_PROVIDED ENTRIES_.
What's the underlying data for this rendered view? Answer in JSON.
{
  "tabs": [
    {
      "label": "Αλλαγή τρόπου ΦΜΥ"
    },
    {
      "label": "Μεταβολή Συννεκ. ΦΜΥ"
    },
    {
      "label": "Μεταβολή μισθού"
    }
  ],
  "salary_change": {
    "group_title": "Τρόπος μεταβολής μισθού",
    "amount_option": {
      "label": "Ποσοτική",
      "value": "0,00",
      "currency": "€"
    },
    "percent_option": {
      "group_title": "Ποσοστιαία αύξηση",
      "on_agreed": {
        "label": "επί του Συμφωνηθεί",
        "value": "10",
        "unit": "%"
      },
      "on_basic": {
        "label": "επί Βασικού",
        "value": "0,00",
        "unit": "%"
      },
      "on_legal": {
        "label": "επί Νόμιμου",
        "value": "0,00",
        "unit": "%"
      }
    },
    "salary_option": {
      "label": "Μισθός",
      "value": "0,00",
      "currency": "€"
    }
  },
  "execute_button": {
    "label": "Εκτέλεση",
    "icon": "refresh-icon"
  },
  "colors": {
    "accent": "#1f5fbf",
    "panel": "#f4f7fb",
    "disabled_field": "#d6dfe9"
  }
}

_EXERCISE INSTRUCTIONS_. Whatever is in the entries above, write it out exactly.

_ANSWER TO THIS TASK_.
What's the underlying data for this rendered view? Answer in JSON.
{
  "tabs": [
    {
      "label": "Αλλαγή τρόπου ΦΜΥ"
    },
    {
      "label": "Μεταβολή Συννεκ. ΦΜΥ"
    },
    {
      "label": "Μεταβολή μισθού"
    }
  ],
  "salary_change": {
    "group_title": "Τρόπος μεταβολής μισθού",
    "amount_option": {
      "label": "Ποσοτική",
      "value": "0,00",
      "currency": "€"
    },
    "percent_option": {
      "group_title": "Ποσοστιαία αύξηση",
      "on_agreed": {
        "label": "επί του Συμφωνηθεί",
        "value": "10",
        "unit": "%"
      },
      "on_basic": {
        "label": "επί Βασικού",
        "value": "0,00",
        "unit": "%"
      },
      "on_legal": {
        "label": "επί Νόμιμου",
        "value": "0,00",
        "unit": "%"
      }
    },
    "salary_option": {
      "label": "Μισθός",
      "value": "0,00",
      "currency": "€"
    }
  },
  "execute_button": {
    "label": "Εκτέλεση",
    "icon": "refresh-icon"
  },
  "colors": {
    "accent": "#1f5fbf",
    "panel": "#f4f7fb",
    "disabled_field": "#d6dfe9"
  }
}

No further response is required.